Yes, I know. I rarely blog. Maybe this isn’t the thing for me? The idea of a blog about books means that I have to be reading books, and while I always am, I’ve been a little slow lately with finishing books. My life is a little insane at the moment.

I did, however, just read a really good (and short!) book called The Alchemist, by Paulo Coelho. If I had the book on me right now, I’d write about it. (Although I am at work, so maybe I shouldn’t be saying that…). It was a wonderful story about how everyone has their own ‘Personal Legend’ that is intended for them to carry out, and while most people know theirs, they do not seek it out and instead settle for a stable, boring, socially respectable life. It was a great book for me to read because when I think about my future, I do tend to struggle- should I go for the already established (possibly high paying) yet potentially not as exciting job, or should I set out on my own and try to establish something just for me based on what I think is important (a path that wouldn’t pay..)? In The Alchemist, the main character found that when you set out to fulfill your Personal Legend, the world will help you on your path- because what you are doing is what you are supposed to be doing. The book had a lot of very religious elements, which I liked. It was also written in a beautiful, simple style. A perfect book for the metro! 

Huh, looks like I just wrote about it without meaning to! I’ll continue my little housekeeping bit in another post…


Lydia and the Annual Re-read

Harry Potter is a great series. Yes. Yes it is. It may not be brilliantly written, but it’s imaginative, funny and it has a lot of depth. I’ve decided that the Half-Blood Prince (6) is my favorite. Horcruxes! Voldermort! Pensives! Woo!

…We’ll be back to our regularly scheduled slightly-academic-or-at-least-better-than-this-entry entries as soon as my head gets out of Harry Potter Land and lands back in the real world. Give it a few days.

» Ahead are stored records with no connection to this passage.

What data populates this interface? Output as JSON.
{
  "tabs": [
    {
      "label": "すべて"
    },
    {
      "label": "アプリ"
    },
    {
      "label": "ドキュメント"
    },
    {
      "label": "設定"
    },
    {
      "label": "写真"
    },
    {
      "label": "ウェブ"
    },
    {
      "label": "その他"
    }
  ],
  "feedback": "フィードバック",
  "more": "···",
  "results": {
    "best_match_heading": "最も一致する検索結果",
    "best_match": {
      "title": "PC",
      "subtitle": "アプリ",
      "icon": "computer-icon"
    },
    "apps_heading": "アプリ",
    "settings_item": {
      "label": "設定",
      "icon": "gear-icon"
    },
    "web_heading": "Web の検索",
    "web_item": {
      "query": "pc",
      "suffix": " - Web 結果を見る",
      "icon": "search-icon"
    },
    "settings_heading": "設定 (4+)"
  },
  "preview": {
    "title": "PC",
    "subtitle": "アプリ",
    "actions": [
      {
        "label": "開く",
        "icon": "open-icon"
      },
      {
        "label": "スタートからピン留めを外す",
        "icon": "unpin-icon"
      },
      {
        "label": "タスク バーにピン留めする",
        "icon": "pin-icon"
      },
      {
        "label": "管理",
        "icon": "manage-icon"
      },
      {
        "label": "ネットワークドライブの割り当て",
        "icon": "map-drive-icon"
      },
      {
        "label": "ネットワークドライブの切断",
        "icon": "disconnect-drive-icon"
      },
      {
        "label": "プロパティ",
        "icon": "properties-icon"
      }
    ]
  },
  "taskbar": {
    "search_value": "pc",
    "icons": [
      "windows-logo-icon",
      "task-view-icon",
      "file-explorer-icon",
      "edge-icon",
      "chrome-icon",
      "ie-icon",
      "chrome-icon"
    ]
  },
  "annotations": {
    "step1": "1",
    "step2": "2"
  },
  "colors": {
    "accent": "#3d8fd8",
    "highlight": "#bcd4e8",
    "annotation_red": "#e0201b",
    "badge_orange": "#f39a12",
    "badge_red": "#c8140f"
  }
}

The Bluest Eye

Today I read The Bluest Eye, by Toni Morrison.

What was the secret? What did we lack? Why was it important? And so what? Guileless and without vanity, we were still in love with ourselves then. We felt comfortable in our skins, enjoyed the news that our senses released to us, admired our dirt, cultivated our scars, and could not comprehend this unworthiness. Jealousy we understood and thought natural- a desireto have what somebody else had; but envy was a strange, new feeling for us. And all the time we knew that Maureen Peal was not the Enemy and not worthy of such intense hatred. The Thing to fear was the Thing that made her beautiful, and not us. (Pg 74)

This was a book about “racial self-loathing” and “how one learns that.” (Quote from Toni Morrison’s afterward). That’s something that white privilege prevents me from understanding truthfully, though I do hope and try to be an ally in solidarity. This book was sad and beautiful. The way I see it, negative body image is a powerfully harmful force that we inflict upon ourselves willingly, and this book showed me that it’s a far more destructive, lively and complicated force than I ever imagined, like a mass of poisonous and beating flesh inside of ourselves that we take care of. The Bluest Eye really sought to find these complications, and more importantly, find the humanity that nourishes them.

In equating physical beauty with virtue, she stripped her mind, bound it, and collected self contempt by the heap. (Pg. 122)

Read this book.